Flowering Shrubs and Trees
The streets of Charleston are lined with flowering trees and shrubs that bloom anywhere from the end of February to the first weeks of March, depending on the level of northern air that sweeps the generally mild South Carolina climate. Called the Low Country because it sits very close or slightly above sea level, Charleston is renowned for its azaleas, for which the city’s main park is named after.
Perennials bloom throughout the spring in Charleston. In addition to azaleas, some of the more popular flowers to seize the southern sunshine first range from thousands of daffodils in early March to the dogwoods and redbuds that continue blooming through the end of April. Other flowers common around Charleston in the spring include forsythia, lilies, hyacinths, honeysuckle and saucer magnolias. Celebrate spring with a Dancing Daffodil Bulb Garden arrangement.

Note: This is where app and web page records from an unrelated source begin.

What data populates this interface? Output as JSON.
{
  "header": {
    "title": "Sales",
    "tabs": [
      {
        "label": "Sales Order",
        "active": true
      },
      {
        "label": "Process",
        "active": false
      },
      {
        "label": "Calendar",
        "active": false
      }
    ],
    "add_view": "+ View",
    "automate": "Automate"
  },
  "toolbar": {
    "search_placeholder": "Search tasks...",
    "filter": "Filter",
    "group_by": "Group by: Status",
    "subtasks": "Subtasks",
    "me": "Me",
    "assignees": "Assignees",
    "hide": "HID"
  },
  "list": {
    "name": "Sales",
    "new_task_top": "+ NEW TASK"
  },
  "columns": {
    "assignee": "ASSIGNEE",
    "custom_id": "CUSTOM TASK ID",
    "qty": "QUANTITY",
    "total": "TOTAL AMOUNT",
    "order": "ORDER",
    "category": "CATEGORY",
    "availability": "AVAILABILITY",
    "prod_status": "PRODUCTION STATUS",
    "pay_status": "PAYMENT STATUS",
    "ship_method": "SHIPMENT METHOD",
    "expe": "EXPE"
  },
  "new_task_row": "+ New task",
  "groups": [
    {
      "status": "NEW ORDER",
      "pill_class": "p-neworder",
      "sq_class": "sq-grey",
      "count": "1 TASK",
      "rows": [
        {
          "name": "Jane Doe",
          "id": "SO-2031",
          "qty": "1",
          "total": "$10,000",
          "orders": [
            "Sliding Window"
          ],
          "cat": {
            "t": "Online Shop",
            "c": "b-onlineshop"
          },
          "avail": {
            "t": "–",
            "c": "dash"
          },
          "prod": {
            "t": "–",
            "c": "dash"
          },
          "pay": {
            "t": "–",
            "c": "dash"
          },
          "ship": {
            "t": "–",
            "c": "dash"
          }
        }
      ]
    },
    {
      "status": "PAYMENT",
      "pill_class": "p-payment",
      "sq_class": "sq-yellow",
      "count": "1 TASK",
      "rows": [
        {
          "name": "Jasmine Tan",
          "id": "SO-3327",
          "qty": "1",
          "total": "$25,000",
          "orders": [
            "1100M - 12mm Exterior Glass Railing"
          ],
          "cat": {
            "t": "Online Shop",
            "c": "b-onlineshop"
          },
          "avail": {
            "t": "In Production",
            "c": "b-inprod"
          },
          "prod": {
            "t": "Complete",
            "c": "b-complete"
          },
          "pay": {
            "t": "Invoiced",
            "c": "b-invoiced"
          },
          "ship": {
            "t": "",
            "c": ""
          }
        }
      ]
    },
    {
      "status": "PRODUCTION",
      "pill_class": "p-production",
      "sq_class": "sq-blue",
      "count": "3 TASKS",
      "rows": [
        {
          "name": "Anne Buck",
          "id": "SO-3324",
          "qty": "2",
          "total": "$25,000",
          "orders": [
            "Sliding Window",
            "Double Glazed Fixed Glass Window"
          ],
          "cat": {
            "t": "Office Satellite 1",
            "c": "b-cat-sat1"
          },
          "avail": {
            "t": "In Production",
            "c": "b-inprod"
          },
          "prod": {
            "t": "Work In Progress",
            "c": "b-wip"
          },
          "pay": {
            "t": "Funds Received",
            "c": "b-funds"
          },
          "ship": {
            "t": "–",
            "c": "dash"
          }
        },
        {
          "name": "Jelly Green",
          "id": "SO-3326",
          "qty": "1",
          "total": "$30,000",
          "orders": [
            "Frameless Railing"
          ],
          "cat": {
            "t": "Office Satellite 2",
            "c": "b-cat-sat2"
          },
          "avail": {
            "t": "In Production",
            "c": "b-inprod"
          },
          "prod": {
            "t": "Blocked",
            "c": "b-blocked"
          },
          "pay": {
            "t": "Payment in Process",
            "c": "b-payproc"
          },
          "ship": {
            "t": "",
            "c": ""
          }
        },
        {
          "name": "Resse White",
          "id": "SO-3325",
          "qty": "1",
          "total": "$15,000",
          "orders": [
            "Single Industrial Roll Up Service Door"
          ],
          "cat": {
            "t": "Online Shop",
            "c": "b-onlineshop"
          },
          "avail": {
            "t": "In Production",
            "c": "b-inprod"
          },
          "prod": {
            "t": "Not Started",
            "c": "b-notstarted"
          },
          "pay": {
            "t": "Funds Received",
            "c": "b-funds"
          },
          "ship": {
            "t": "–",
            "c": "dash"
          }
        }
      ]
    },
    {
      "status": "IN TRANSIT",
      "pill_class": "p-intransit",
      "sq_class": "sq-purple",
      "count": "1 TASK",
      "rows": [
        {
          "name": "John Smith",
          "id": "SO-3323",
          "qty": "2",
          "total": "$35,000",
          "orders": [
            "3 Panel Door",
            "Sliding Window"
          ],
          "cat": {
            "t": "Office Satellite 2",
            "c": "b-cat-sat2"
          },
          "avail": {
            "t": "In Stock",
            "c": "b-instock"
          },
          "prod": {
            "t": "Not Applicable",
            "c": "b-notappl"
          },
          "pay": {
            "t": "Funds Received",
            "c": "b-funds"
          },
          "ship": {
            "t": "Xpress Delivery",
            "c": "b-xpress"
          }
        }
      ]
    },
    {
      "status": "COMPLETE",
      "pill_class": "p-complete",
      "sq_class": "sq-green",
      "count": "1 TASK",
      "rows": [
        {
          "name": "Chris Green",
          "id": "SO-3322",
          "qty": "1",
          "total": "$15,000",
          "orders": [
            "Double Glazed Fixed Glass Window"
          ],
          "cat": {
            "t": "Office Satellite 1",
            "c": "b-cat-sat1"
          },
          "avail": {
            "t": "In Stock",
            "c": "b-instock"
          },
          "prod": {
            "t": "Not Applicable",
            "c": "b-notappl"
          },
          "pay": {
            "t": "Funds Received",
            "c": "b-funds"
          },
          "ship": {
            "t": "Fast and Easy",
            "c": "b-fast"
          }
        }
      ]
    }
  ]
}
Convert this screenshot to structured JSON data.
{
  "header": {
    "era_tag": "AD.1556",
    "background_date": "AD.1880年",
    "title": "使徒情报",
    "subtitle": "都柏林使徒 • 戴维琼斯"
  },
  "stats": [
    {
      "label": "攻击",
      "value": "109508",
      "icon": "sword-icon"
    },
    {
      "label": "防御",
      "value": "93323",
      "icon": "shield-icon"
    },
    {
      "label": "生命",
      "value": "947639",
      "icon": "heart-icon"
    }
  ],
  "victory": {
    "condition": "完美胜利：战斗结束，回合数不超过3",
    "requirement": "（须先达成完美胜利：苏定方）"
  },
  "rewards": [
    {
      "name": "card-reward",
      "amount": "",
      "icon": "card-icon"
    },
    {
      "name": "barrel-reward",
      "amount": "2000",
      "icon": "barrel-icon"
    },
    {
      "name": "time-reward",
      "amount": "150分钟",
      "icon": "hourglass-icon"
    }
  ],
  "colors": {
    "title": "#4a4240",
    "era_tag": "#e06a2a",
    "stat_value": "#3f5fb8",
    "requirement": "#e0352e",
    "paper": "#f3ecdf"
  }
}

Full-blooming camellias compete for your attention throughout the spring and fall in Charleston, with some species blossoming right through winter. Originating in the Orient, camellias were brought to the U.S. and quickly found favor in the climates of the South. Because camellias were in such demand for the tea made from their scented leaves and flowers, a commercial camellia farm was located just outside of Charleston by the Lipton Tea Company and continues to grow the flowers today. Camellias bloom in the winter through the early spring and can survive a southern frost if the buds remain closed. In addition to commercial use, camellias line the walkways in Charleston and serve as popular, colorful hedges around Charleston homes.
You’ll find a number of garden club activities around Charleston comprised of flower lovers determined to maintain the city’s history of charm and elegance. The Garden Club of Charleston is one of the largest and oldest in the country and participates in projects designed to maintain the beauty of the Holy City’s downtown riverfront. Applicants for membership to the garden club face a waiting list because membership caps out at 425. Applicants must work one of the many home and garden tours put on by the club in the spring while waiting to be approved — when there is an opening.